Source data:
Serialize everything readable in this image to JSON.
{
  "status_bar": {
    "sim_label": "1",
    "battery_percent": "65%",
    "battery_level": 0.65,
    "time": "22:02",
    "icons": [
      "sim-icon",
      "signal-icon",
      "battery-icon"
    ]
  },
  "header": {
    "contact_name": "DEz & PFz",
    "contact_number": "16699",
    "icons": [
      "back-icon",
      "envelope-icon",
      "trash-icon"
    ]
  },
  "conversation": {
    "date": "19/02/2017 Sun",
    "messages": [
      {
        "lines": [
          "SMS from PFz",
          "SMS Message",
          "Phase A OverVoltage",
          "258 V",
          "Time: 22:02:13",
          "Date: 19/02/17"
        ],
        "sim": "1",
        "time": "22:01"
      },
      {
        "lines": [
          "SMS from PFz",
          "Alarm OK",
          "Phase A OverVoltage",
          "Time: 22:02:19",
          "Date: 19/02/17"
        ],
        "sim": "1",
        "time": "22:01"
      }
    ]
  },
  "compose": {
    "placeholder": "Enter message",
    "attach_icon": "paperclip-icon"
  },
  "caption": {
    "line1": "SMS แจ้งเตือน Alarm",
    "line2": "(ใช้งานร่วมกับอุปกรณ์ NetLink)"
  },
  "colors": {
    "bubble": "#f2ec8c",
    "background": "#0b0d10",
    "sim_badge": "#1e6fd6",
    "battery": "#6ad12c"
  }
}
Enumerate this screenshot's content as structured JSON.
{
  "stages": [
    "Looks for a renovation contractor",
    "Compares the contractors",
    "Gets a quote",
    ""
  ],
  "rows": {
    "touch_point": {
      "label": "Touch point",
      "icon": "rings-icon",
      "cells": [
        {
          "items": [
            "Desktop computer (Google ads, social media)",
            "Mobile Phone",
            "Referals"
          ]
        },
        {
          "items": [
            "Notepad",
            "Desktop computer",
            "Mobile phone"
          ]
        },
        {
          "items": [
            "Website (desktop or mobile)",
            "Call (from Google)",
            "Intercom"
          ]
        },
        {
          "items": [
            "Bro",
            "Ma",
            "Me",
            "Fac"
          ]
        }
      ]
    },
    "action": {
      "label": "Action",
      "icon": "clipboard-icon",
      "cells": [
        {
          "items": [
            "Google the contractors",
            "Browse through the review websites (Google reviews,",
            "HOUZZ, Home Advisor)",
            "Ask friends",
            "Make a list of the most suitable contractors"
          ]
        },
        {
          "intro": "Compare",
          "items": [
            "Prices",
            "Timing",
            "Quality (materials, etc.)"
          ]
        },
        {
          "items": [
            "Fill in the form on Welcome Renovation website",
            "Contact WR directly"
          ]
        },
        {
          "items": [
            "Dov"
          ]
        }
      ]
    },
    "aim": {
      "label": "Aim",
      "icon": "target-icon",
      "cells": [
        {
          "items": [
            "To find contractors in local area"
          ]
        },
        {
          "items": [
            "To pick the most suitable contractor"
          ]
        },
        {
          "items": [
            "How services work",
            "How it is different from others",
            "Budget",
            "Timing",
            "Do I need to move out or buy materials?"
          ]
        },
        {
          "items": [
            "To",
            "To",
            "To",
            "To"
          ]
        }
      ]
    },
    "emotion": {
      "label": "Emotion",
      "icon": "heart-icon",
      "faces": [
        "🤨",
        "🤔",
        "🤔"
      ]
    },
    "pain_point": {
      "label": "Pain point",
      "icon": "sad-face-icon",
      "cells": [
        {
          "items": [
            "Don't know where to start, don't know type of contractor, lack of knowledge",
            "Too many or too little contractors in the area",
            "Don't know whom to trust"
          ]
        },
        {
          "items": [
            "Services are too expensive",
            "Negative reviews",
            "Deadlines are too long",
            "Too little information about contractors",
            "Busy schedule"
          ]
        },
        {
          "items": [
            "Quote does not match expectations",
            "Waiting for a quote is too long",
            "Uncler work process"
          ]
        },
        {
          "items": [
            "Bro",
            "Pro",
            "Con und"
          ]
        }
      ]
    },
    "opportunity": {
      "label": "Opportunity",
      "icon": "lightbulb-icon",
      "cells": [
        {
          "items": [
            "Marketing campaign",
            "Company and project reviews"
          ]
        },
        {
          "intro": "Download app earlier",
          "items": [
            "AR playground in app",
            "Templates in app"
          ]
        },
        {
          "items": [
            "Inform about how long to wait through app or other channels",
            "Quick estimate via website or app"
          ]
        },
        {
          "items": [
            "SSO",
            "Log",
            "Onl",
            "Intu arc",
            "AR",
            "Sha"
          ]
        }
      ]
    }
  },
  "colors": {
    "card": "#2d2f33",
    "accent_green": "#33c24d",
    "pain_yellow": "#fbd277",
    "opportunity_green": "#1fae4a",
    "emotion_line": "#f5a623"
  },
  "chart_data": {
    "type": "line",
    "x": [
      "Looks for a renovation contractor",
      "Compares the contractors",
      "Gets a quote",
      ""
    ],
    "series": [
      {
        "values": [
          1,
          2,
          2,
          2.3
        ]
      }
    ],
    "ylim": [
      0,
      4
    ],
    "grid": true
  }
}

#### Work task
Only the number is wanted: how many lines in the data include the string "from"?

#### Reply to the exercise
4